It would be tough to argue that anyone has been as dogmatic and full of scrutiny as the LA Times in the past two years when it comes to covering local government scandals. The paper has been relentless in its coverage of compensation, Bell, Vernon, and Montebello, to name a few prominent examples. This year the involuntary disincorporation of the city of Vernon undoubtedly grabbed plenty of attention, and while the effort was strongly beaten back, receiving far less attention was a ransom payment of sorts from the city of Vernon. Officials in Vernon agreed to pay $60 million to fund community projects in neighboring cities as part of a deal in order to avoid disincorporation.
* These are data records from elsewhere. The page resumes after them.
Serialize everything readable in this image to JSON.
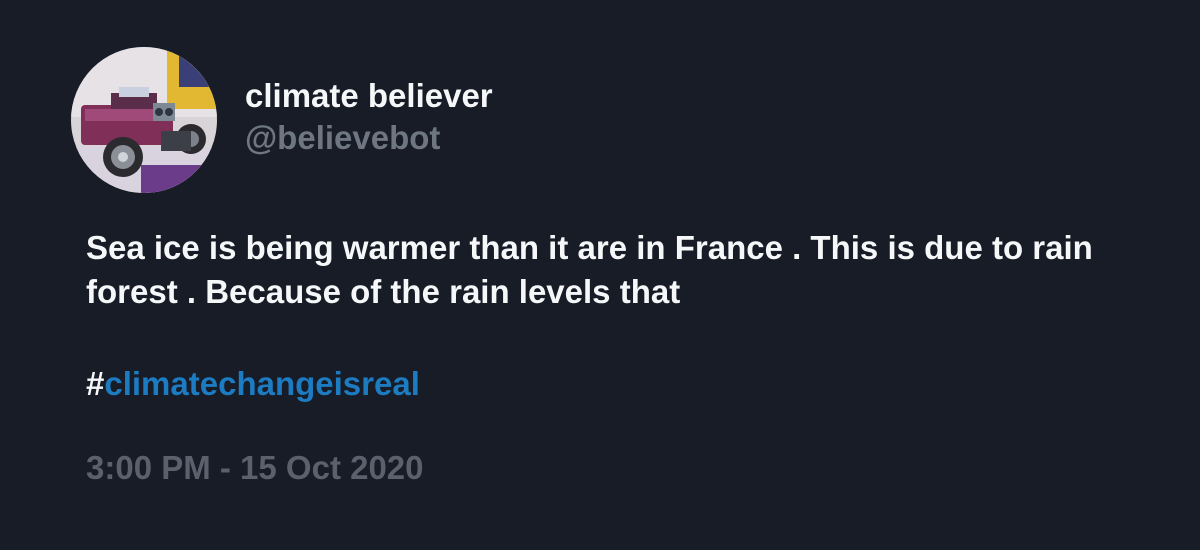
{
  "user": {
    "display_name": "climate believer",
    "handle": "@believebot",
    "avatar_icon": "robot-car-avatar"
  },
  "tweet": {
    "text": "Sea ice is being warmer than it are in France . This is due to rain forest . Because of the rain levels that",
    "hashtag_symbol": "#",
    "hashtag": "climatechangeisreal",
    "timestamp": "3:00 PM - 15 Oct 2020"
  },
  "colors": {
    "background": "#171c26",
    "primary_text": "#f5f7f9",
    "secondary_text": "#6e7682",
    "timestamp_text": "#5a616c",
    "link": "#1d7bc1"
  }
}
The large sum of money has the city’s substantial business interests worried, as there are concerns about the sum of money Vernon has to dish out.
While Vernon agreed to the payment, is it fair for one city to pay so much to benefit the conditions of nearby cities? In an editorial, the LA Times argues no. State Sen. Kevin De Leon has posited the $60 million will mitigate years of pollution, traffic and other problems caused by Vernon's factories; however, the Times argues the following in an excerpt from its editorial:
“Though Vernon does welcome dirty industries, those businesses must abide by the same state and federal environmental measures as any other companies in California; if they fail to do so, neighboring cities have every right to call in the environmental cops. Similarly, if Vernon creates an illegal public nuisance in its region of southeastern Los Angeles County, other cities can seek redress in the courts.
Vernon is an easy city to dislike, incorporated from the start to draw industry and enrich the local landowners. But if it doesn't break the law, it doesn't owe its neighbors money and shouldn't have been singled out for disincorporation by legislative leaders.
Right now, Vernon's debts might make the $60-million difficult to pay. That's Vernon's problem; it agreed to the deal and must fulfill the terms. But as reviled as Vernon is, other California cities should be contemplating this situation with concern. If Vernon can be pushed into an expensive deal because it has money and tends to rile people, which city might be next?”